### AIM OF THE EXERCISE
Give the entries again, word for word.

### INPUT MATERIAL
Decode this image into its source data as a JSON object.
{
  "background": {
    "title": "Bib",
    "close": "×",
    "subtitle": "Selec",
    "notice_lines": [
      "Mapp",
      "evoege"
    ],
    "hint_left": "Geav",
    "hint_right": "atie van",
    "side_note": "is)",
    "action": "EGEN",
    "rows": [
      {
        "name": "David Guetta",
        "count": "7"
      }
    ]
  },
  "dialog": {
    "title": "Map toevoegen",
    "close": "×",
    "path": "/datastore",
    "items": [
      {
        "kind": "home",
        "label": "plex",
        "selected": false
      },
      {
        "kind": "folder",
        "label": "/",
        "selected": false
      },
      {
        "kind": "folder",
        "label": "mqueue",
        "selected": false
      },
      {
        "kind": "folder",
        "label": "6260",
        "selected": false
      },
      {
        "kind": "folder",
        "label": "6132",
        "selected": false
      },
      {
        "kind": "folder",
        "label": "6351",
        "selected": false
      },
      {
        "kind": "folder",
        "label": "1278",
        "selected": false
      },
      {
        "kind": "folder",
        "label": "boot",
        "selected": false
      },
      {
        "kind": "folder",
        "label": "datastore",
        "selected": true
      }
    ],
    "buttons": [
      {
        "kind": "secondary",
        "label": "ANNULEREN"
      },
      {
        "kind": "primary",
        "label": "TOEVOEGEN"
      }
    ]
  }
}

### ANSWER SPACE
Decode this image into its source data as a JSON object.
{
  "background": {
    "title": "Bib",
    "close": "×",
    "subtitle": "Selec",
    "notice_lines": [
      "Mapp",
      "evoege"
    ],
    "hint_left": "Geav",
    "hint_right": "atie van",
    "side_note": "is)",
    "action": "EGEN",
    "rows": [
      {
        "name": "David Guetta",
        "count": "7"
      }
    ]
  },
  "dialog": {
    "title": "Map toevoegen",
    "close": "×",
    "path": "/datastore",
    "items": [
      {
        "kind": "home",
        "label": "plex",
        "selected": false
      },
      {
        "kind": "folder",
        "label": "/",
        "selected": false
      },
      {
        "kind": "folder",
        "label": "mqueue",
        "selected": false
      },
      {
        "kind": "folder",
        "label": "6260",
        "selected": false
      },
      {
        "kind": "folder",
        "label": "6132",
        "selected": false
      },
      {
        "kind": "folder",
        "label": "6351",
        "selected": false
      },
      {
        "kind": "folder",
        "label": "1278",
        "selected": false
      },
      {
        "kind": "folder",
        "label": "boot",
        "selected": false
      },
      {
        "kind": "folder",
        "label": "datastore",
        "selected": true
      }
    ],
    "buttons": [
      {
        "kind": "secondary",
        "label": "ANNULEREN"
      },
      {
        "kind": "primary",
        "label": "TOEVOEGEN"
      }
    ]
  }
}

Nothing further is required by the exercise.